In January this year we drove the Hana Road (one of the most beautiful places in the world) to the 'Ohe'o Gulch Falls at Haleakala National Park in Kipahulu. The falls look inviting and are usually calm, but to warn the tourists of the great dangers that lurk, large warnings signs have been installed to advise people to use great caution. Of course, people often ignore warning signs like this or think that the dangers are abstractions that happen to other people, if they happen at all. What I found very effective was that the park service included real newspaper clippings of actual deadly accidents that had occurred there recently. I know it was effective because people read these articles and you could see the look of concern on their faces. I usually would only glance at such signs, but I stayed there and read every word. I felt sad for the victims who were no longer abstractions but real people with names and hometowns, they were mothers, and sons, and so on. Reading the actual accounts of what could happen — what did happen — stopped me in my tracks.

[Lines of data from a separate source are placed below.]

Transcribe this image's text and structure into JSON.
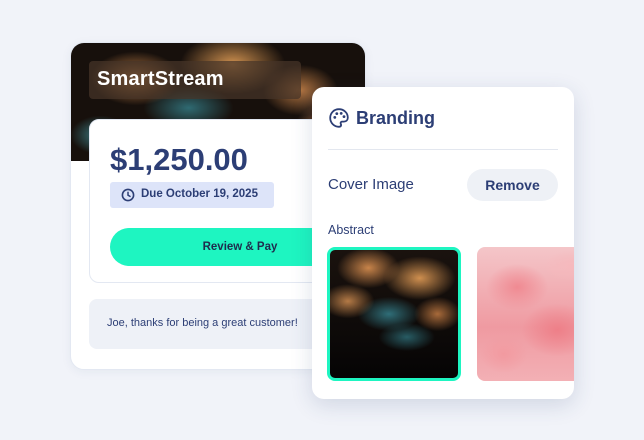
{
  "invoice": {
    "brand_name": "SmartStream",
    "amount": "$1,250.00",
    "due_date": "Due October 19, 2025",
    "pay_button": "Review & Pay",
    "note": "Joe, thanks for being a great customer!"
  },
  "branding_panel": {
    "title": "Branding",
    "cover_image_label": "Cover Image",
    "remove_button": "Remove",
    "section_label": "Abstract",
    "thumbnails": [
      {
        "name": "abstract-smoke-orange-teal",
        "selected": true
      },
      {
        "name": "abstract-smoke-pink",
        "selected": false
      }
    ]
  },
  "colors": {
    "accent": "#1ef5c1",
    "text_primary": "#2c3e75",
    "badge_bg": "#dde4f9",
    "background": "#f1f3f9"
  },
  "icons": [
    "clock-icon",
    "palette-icon"
  ]
}
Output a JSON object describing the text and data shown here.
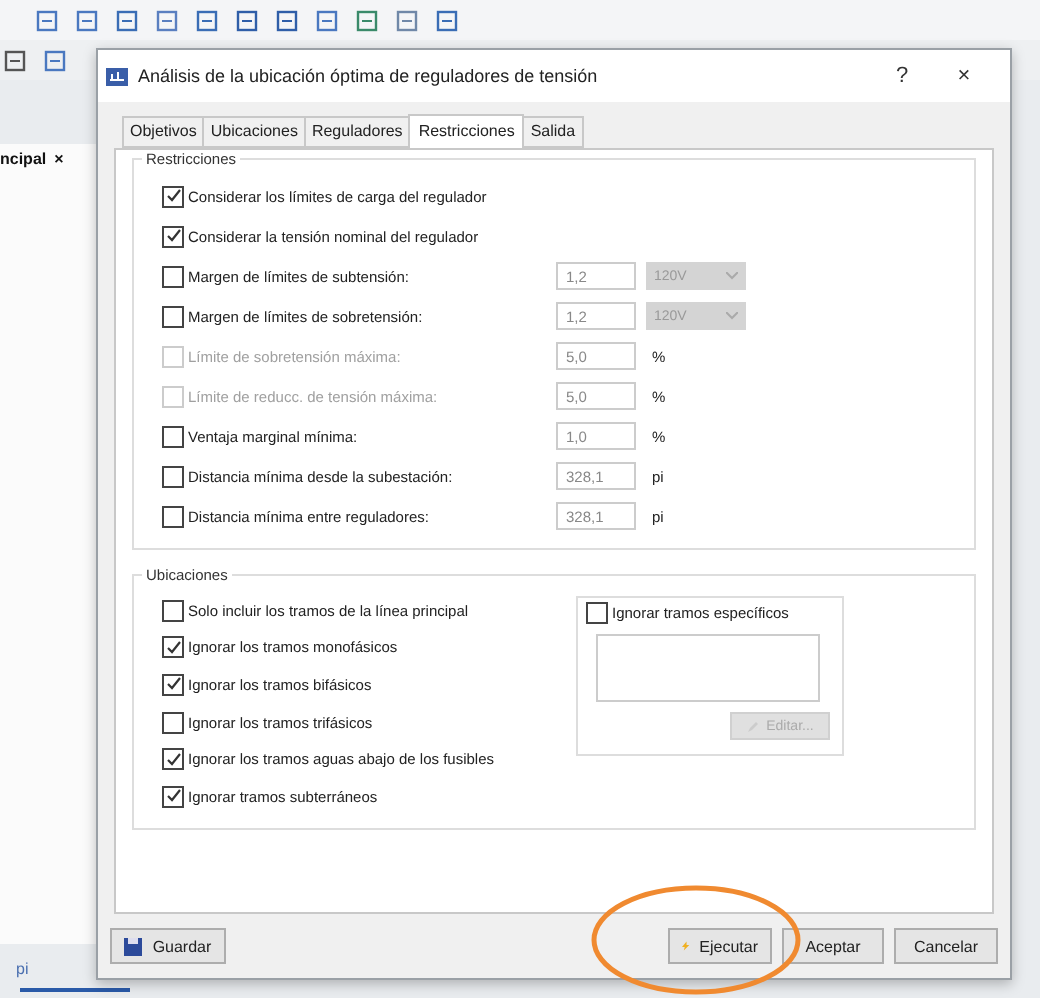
{
  "app": {
    "panel_tab": "ncipal",
    "panel_close": "×",
    "status_text": "pi"
  },
  "dialog": {
    "title": "Análisis de la ubicación óptima de reguladores de tensión",
    "help": "?",
    "close": "×"
  },
  "tabs": [
    {
      "label": "Objetivos",
      "selected": false
    },
    {
      "label": "Ubicaciones",
      "selected": false
    },
    {
      "label": "Reguladores",
      "selected": false
    },
    {
      "label": "Restricciones",
      "selected": true
    },
    {
      "label": "Salida",
      "selected": false
    }
  ],
  "restricciones": {
    "title": "Restricciones",
    "rows": [
      {
        "kind": "check",
        "label": "Considerar los límites de carga del regulador",
        "checked": true,
        "disabled": false
      },
      {
        "kind": "check",
        "label": "Considerar la tensión nominal del regulador",
        "checked": true,
        "disabled": false
      },
      {
        "kind": "select",
        "label": "Margen de límites de subtensión:",
        "checked": false,
        "disabled": false,
        "value": "1,2",
        "select": "120V"
      },
      {
        "kind": "select",
        "label": "Margen de límites de sobretensión:",
        "checked": false,
        "disabled": false,
        "value": "1,2",
        "select": "120V"
      },
      {
        "kind": "unit",
        "label": "Límite de sobretensión máxima:",
        "checked": false,
        "disabled": true,
        "value": "5,0",
        "unit": "%"
      },
      {
        "kind": "unit",
        "label": "Límite de reducc. de tensión máxima:",
        "checked": false,
        "disabled": true,
        "value": "5,0",
        "unit": "%"
      },
      {
        "kind": "unit",
        "label": "Ventaja marginal mínima:",
        "checked": false,
        "disabled": false,
        "value": "1,0",
        "unit": "%"
      },
      {
        "kind": "unit",
        "label": "Distancia mínima desde la subestación:",
        "checked": false,
        "disabled": false,
        "value": "328,1",
        "unit": "pi"
      },
      {
        "kind": "unit",
        "label": "Distancia mínima entre reguladores:",
        "checked": false,
        "disabled": false,
        "value": "328,1",
        "unit": "pi"
      }
    ]
  },
  "ubicaciones": {
    "title": "Ubicaciones",
    "rows": [
      {
        "label": "Solo incluir los tramos de la línea principal",
        "checked": false
      },
      {
        "label": "Ignorar los tramos monofásicos",
        "checked": true
      },
      {
        "label": "Ignorar los tramos bifásicos",
        "checked": true
      },
      {
        "label": "Ignorar los tramos trifásicos",
        "checked": false
      },
      {
        "label": "Ignorar los tramos aguas abajo de los fusibles",
        "checked": true
      },
      {
        "label": "Ignorar tramos subterráneos",
        "checked": true
      }
    ],
    "specific": {
      "label": "Ignorar tramos específicos",
      "checked": false
    },
    "edit_button": "Editar..."
  },
  "buttons": {
    "save": "Guardar",
    "run": "Ejecutar",
    "ok": "Aceptar",
    "cancel": "Cancelar"
  }
}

It was informative but also emotional. In this case, those things together made quite an impact and the content was memorable.
The sign on the left features actual newspaper clippings in the design which underscores the dangers by making it more emotional, real, and memorable.

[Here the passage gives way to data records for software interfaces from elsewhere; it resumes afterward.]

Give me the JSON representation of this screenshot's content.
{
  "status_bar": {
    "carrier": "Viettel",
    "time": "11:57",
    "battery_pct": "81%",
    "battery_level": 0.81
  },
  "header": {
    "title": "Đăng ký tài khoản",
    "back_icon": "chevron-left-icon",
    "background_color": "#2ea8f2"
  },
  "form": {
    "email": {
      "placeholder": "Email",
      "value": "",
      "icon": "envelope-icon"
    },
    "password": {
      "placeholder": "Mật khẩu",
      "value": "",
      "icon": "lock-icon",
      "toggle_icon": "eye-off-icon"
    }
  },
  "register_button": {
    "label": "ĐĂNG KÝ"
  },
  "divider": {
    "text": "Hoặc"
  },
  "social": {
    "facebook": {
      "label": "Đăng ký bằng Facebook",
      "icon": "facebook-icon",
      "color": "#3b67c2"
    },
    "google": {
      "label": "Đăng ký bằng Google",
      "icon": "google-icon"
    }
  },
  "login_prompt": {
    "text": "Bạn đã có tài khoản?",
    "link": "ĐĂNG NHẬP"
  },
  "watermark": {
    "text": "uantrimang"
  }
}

Teaching and presenting with emotion and enthusiasm
Here is a wonderful podcast with Dr. Neil deGrasse Tyson (famous astrophysicist and one of my heroes) that all humans should listen to. In this interview on science literacy, Dr. Tyson touches on the issue of experience and emotion and the importance of enthusiasm. Again, experience may be best, but we can also use storytelling and other methods to get people's emotions involved and to get them more engaged with the content in a deeper, even exploratory way. It is not enough to give people information, we must stimulate their imaginations. Presentations and class lessons are ephemeral and short. As much as anything else, shouldn't we be stimulating people in a way that inspires and encourages them to go out and learn and discover more about our topic on their own at their pace and in a way best suited for them? Bullet point slides, for example, rarely inform, are hardly ever memorable, and never inspire action (unless that action is taking a nap). Below is an excerpt from the fantastic interview with Dr. Tyson.
"Research and education has shown that field trips are remembered long into adulthood. Why? Because you’re experiencing something rather than simply reading it in a book…. To experience something has a far more profound effect on your ability to remember and influence you than if you simply read it in a book. So why not figure out a way to turn a lesson plan into a living expression of that content. A living expression, so that sparks can be ignited and flames can be fanned within the students. And at that point, it doesn’t matter what grade they get on the exam because they are stimulated to want to learn more. If they didn’t learn all the “A” stuff for that exam, they’re inspired enough to go out and buy a book or spend more time on the documentary that they saw on the Discovery Channel or on PBS. And there it is. You’ve cast a learner into the world. And that’s the most powerful thing you can do as a teacher. The enthusiastic teacher is fundamental to igniting flames of interest in any student in any subject. So that’s not a special need within the call for science literacy. That’s a need for all teachers in all subjects."
— Dr. Neil deGrasse Tyson
Listen to the entire interview here.
NOTE: Moving forward presentationzen.com will be updated about twice a week. But if you are interested, I update my more personal blog — ichi-go-ichi-e— a couple of times a day, usually with iPhone photos of life in Japan.